When seeking a divorce, there is no fixed process that will fit all cases. Parties to a divorce have to check their priorities and the circumstances surrounding their case before deciding how to proceed with the dissolution of the marriage. One thing to note is that parties do not always have to bring the dispute to court. One option is divorce mediation.
What happens during mediation?
Divorce mediation is a process aiming to assist parties in reaching an agreement on several aspects of the marriage with the help of an impartial professional called a mediator. Discussions could range between property and asset division, child custody and support and other topics related to the union.
Before discussions start, the mediator will set ground rules to allow both parties to discuss options and preferences. The mediator can also provide suggestions to help resolve some issues for the former spouses. While it is not mandatory, parties may also have their attorneys present during the process.
The goal of the mediation is to reach an agreeable settlement between the two parties. Once the parties agree, the settlement details will be sent to the family court, making it a binding agreement. While the court still intervenes, mediation can make the process smoother and faster.
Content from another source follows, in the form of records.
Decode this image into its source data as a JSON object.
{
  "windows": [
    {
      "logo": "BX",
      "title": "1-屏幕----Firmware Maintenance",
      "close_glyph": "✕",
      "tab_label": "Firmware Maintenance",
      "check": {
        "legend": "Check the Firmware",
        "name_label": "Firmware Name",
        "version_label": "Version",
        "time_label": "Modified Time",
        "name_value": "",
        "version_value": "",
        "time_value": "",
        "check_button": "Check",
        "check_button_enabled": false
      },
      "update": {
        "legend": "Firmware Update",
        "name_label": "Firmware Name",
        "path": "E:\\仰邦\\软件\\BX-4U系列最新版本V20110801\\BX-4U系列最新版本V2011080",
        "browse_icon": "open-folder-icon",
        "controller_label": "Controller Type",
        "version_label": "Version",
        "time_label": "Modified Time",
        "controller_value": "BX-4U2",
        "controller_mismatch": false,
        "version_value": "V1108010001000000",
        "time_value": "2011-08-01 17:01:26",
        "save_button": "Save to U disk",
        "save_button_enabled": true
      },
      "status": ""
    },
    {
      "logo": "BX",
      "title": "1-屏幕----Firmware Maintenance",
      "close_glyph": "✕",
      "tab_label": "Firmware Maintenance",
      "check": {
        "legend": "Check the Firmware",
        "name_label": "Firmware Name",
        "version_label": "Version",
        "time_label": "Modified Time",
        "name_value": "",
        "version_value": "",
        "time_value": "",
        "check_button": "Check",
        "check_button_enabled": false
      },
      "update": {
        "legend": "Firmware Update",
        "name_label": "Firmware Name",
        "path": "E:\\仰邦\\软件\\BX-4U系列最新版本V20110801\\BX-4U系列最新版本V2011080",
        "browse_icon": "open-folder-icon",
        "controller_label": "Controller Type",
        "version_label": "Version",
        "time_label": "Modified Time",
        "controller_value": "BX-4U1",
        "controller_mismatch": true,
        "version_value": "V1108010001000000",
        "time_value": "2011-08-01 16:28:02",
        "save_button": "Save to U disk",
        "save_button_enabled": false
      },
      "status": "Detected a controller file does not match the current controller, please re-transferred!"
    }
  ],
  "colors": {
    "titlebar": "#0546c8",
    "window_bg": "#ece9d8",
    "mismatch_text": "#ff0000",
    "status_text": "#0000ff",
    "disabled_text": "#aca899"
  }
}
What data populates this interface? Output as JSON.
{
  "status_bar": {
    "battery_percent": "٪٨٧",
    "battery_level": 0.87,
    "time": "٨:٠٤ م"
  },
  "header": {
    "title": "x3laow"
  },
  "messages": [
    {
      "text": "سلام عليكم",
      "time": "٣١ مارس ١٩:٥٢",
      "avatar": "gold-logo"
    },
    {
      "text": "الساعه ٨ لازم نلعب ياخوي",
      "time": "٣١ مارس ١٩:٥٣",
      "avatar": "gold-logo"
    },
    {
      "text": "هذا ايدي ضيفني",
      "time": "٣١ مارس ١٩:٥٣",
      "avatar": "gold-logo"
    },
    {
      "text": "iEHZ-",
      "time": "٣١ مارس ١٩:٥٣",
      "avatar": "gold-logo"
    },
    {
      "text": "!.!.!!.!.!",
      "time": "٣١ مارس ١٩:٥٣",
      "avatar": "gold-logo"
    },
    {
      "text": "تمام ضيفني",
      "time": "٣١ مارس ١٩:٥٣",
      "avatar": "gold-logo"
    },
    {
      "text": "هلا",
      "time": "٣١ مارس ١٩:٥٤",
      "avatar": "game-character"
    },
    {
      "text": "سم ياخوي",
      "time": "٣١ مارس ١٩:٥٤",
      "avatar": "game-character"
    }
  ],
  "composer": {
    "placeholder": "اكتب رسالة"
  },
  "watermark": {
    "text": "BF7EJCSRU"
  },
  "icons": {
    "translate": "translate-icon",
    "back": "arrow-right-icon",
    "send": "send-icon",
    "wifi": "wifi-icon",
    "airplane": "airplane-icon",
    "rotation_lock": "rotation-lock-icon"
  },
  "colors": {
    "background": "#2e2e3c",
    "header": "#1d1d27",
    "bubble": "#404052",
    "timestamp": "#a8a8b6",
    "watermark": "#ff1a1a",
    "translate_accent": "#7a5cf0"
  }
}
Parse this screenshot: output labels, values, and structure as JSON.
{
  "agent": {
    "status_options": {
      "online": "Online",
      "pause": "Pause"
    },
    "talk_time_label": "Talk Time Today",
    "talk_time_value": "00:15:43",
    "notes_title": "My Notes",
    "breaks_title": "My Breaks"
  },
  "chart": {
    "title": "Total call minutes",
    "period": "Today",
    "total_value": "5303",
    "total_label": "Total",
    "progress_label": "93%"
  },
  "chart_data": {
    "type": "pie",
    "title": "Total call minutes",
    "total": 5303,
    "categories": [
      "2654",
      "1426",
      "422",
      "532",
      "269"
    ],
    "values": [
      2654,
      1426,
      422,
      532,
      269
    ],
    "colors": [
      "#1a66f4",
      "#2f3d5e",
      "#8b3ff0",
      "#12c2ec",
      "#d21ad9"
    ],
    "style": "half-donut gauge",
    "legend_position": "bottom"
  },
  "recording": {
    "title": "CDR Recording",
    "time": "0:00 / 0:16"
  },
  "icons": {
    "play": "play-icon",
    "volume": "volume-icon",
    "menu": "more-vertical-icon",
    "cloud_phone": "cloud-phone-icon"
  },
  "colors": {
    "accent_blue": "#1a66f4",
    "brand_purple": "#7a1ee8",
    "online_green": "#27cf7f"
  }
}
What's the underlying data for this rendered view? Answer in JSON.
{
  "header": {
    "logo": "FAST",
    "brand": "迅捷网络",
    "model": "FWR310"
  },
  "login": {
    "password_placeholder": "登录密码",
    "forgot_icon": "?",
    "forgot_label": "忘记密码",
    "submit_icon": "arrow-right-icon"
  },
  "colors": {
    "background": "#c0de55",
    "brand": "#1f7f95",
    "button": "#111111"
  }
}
Benefits of this option
For some people, reaching an agreement on their own may lead to better results than going through litigation. Some of the benefits of divorce mediation are:
- Costs less compared to litigation divorce
- Parties’ ability to decide on the schedules and terms
- Discussions are private and confidential
Whether mediation is the best course of action for spouses depends on the circumstances surrounding their situation. If parties to a divorce prefer having control over the process, they can look more into mediation.